OLYMPIA, Wash. – One man pleaded guilty to defrauding an insurance company and three women were charged this month in connection with attempted insurance scams after investigations by Insurance Commissioner Mike Kreidler’s Criminal Investigations Unit (CIU).


Jonathan Franciuc of Bothell pleaded guilty in King County Superior Court to one count of filing a false insurance claim, a gross misdemeanor. He was sentenced to serve 30 days in a community work program, 12 months of probation and to pay $500 in victim assessment fees. Officials charged Franciuc after an investigation by Kreidler’s CIU. 

According to the investigation, Franciuc purchased a State Farm insurance policy for his 2005 Volvo V70 on Feb. 8, 2017. On Feb. 15, he filed a claim for damage to the car after he collided with a highway divider. The investigation showed the collision occurred on Feb. 4, four days before Franciuc bought the policy. State Farm paid Franciuc $6,785 for the total loss of his vehicle and a rental car, which he paid back in May 2017 when he withdrew the claim. State Farm referred the case to Kreidler’s CIU.

Three people were charged in Snohomish County Court in connection with separate insurance fraud investigations.


Yandeh Nyang was charged with first-degree attempted theft in connection with an auto insurance claim. According to the investigation, Nyang purchased insurance from GEICO for her 2010 Chevrolet Equinox on Oct. 11, 2017 and filed a claim two days later for more than $8,000 in damage to the vehicle from an engine fire.

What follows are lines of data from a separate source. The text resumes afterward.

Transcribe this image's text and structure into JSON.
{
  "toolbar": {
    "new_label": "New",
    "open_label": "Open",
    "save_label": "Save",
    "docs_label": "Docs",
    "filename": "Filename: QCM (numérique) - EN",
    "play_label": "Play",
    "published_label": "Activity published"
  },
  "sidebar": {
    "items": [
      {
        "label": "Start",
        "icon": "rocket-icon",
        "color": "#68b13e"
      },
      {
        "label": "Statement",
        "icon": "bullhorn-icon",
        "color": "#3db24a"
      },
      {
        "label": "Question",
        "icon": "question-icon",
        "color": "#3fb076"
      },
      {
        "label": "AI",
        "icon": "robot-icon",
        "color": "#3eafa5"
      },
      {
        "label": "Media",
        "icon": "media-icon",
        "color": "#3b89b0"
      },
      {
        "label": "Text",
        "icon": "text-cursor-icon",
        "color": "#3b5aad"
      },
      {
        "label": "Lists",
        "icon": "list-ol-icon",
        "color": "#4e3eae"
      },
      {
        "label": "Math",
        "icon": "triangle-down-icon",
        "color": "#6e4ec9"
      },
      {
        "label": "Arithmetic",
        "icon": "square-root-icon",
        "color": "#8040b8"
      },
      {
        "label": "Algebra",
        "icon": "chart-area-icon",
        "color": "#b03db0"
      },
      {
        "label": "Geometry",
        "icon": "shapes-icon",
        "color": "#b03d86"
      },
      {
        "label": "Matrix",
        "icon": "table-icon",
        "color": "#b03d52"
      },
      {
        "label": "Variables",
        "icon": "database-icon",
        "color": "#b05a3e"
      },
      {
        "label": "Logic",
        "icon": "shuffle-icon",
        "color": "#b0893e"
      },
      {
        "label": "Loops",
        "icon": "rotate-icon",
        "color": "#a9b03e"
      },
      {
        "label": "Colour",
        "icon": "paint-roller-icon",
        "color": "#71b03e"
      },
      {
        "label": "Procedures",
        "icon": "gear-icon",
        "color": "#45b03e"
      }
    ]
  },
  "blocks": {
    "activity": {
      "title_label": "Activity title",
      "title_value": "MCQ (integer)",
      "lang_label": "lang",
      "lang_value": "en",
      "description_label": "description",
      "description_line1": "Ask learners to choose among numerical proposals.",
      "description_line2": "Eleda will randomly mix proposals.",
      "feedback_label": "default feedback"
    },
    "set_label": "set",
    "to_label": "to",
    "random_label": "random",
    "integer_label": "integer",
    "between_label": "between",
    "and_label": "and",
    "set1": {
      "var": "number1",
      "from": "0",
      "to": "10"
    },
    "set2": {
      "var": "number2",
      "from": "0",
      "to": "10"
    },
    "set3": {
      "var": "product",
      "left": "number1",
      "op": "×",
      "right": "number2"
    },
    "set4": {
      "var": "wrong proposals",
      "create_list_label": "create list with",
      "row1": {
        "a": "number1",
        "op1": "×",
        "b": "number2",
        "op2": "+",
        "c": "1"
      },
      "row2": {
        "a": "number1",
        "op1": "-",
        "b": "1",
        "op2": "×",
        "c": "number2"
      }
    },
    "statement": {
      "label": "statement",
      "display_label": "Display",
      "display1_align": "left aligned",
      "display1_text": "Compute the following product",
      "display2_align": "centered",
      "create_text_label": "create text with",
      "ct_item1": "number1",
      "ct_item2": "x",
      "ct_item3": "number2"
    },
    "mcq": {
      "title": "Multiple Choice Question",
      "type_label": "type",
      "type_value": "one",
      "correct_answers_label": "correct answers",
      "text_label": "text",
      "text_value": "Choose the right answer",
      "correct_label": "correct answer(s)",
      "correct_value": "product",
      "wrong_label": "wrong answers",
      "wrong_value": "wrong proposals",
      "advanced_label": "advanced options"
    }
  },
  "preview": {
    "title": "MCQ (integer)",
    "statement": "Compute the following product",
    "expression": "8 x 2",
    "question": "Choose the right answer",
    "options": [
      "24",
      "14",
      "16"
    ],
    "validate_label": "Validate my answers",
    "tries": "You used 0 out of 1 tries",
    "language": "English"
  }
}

Records show that Nyang called 911 on Oct. 10 – the day before she purchased insurance – and firefighters responded to her Everett apartment complex to extinguish the fire. GEICO denied the claim and referred the case to Kreidler’s CIU.



Alicia Juma was charged with filing a false insurance claim related to an auto collision. According to the investigation, Juma purchased insurance on her Volvo XC90 at 6 p.m. on Dec. 17, 2016 from Kemper Insurance. Four days later, she filed a claim for a collision that she said happened Dec. 18 in Bothell when she struck an unoccupied parked car. Kemper determined the car to be a total loss, valued at more than $5,839. However, Kemper found police records that show the collision happened at 1 a.m. on Dec. 17, before Juma bought the insurance policy. Kemper denied the claim and referred the case to Kreidler’s CIU.


Kristin Wright was charged with filing a false insurance claim on her renter’s policy. According to the investigation, Wright reported a burglary at her Everett apartment in March 2017. She filed a claim of more than $8,600 with American Bankers Insurance Co. for stolen items including a mountain bike, two helmets, two crates of wine and some tools. Wright provided a receipt for the bike showing she bought it in December 2016 for $7,000. The bike store told the insurer’s investigator that the details on the receipt were wrong, and the model of bike listed on the receipt was not available for sale until January 2017. American Bankers concluded the receipt was falsified, denied the claim and referred the case to Kreidler’s CIU. 

Kreidler’s CIU investigates insurance fraud and works with Washington State Patrol and state and local prosecutors on criminal cases. Insurance fraud costs the average family $400 to $700 per year in increased premiums. Insurance companies are required by law to report fraud to the commissioner.  

Consumers can report suspected insurance fraud on the insurance commissioner’s website.